new year reading

Always good to start the new year with a book.

Mine is Brian McLaren's A Generous Ortodoxy - a book with a ludicrously long sub title that makes a point but means the cover is the ugliest I've seen in a long time!

For those of for whom the Christian faith is the only way of making sense of the world, this seems to me to be quite an important book. In rapidly changing times, asking the question what relevance does faith have, particularly faith in Jesus, seems pretty crucial. Crucial too is the supplementary question 'what shape will that faith have in the twenty-first century'. All Christian ministers need to be asking this of themselves and their congregations.

McLaren has done this in a series of books over the past six or seven years with considerable panache. This new one seems to be no exception. I'm looking forward to the journey.

Yesterday was the last day of long the Christmas lay off (in England at least) so the family watched the extended version of the Return of the King, the final part of Peter Jackson's amazing Lord of the Rings trilogy. All gathered round the telly with wine, chocolates and excitement.

As well as stupendous set piece scenes and the wonderfully observed relationship between Frodo and Sam, what struck me last night was the theme of power and its potential to corrupt. And bubbling under the surface all the time was the question of whether Aragorn would succomb to the temptation to seek power for itself or for the benefit of all of Middle earth. It's a good question for all of us with power to consider - whether that power is in our families, our churches, our workplaces or in government of some kind.

It's also a ripping yarn of a movie - four hours just flew by!

and now it's back to the routine - at least in the UK. have a good one.

1 comment:

Ben Mizen said...

I am ploughing through the Mclaren book too. The ugliness of the cover never struck me until you mentioned it.
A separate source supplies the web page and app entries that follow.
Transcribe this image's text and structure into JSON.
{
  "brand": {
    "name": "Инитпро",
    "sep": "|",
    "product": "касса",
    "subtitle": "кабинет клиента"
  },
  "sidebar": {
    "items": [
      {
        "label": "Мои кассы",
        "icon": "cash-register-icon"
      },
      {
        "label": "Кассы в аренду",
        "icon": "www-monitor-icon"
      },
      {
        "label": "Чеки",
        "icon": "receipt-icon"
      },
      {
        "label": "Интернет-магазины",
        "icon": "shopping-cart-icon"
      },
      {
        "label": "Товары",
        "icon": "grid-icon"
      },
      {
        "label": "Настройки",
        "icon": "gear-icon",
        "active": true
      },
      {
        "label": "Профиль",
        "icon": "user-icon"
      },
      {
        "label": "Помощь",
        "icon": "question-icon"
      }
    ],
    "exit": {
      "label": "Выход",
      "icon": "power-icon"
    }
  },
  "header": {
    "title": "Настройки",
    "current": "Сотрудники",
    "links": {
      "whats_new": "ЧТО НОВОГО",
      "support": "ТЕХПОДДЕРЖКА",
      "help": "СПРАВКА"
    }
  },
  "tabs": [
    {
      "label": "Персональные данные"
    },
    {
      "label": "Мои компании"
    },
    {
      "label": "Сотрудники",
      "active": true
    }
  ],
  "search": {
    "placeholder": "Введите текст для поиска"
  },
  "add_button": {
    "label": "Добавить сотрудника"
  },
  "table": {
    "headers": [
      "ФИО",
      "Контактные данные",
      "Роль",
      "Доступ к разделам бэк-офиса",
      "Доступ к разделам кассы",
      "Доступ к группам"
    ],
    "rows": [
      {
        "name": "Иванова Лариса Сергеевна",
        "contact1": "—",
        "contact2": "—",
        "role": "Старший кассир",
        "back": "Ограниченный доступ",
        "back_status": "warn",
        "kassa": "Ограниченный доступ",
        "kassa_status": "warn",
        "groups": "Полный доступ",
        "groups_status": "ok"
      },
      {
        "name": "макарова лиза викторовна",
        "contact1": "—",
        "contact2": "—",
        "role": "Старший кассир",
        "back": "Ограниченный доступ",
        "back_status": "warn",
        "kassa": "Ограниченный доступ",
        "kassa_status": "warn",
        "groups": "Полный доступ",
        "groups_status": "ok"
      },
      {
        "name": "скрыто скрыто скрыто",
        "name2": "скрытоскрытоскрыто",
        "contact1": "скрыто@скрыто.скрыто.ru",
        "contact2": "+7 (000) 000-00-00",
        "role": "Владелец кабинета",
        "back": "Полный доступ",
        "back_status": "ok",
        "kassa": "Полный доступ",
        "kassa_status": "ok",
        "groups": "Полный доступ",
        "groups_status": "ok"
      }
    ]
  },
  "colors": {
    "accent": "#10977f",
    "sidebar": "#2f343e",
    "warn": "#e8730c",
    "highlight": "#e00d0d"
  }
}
Sometimes when it comes to faith and those whose industry relies upon it, i feel that the shape issue can be a bit "square peg-round hole". The "one shape suits all" nature seems culturally limited and based upon the positional authority of an institution rather than permissional authority of Christ. I guess for many it is a tense time with no easy models or answers to solve the problem of a "declining modern church".

I like what Rowan Williams said about a "Mixed Economy" where new and old models can co-exist. It seems very modernistic to have one "off the peg" solution for everything. Now where would be the fun in that... i mean why would we even bother praying and listening to God in that case!

... if we are also discussing movies, i watched "This Is Spinal Tap" last night. It's not quite the same as LOTR and I am left struggling to find any spiritual point at all... though i did laugh loads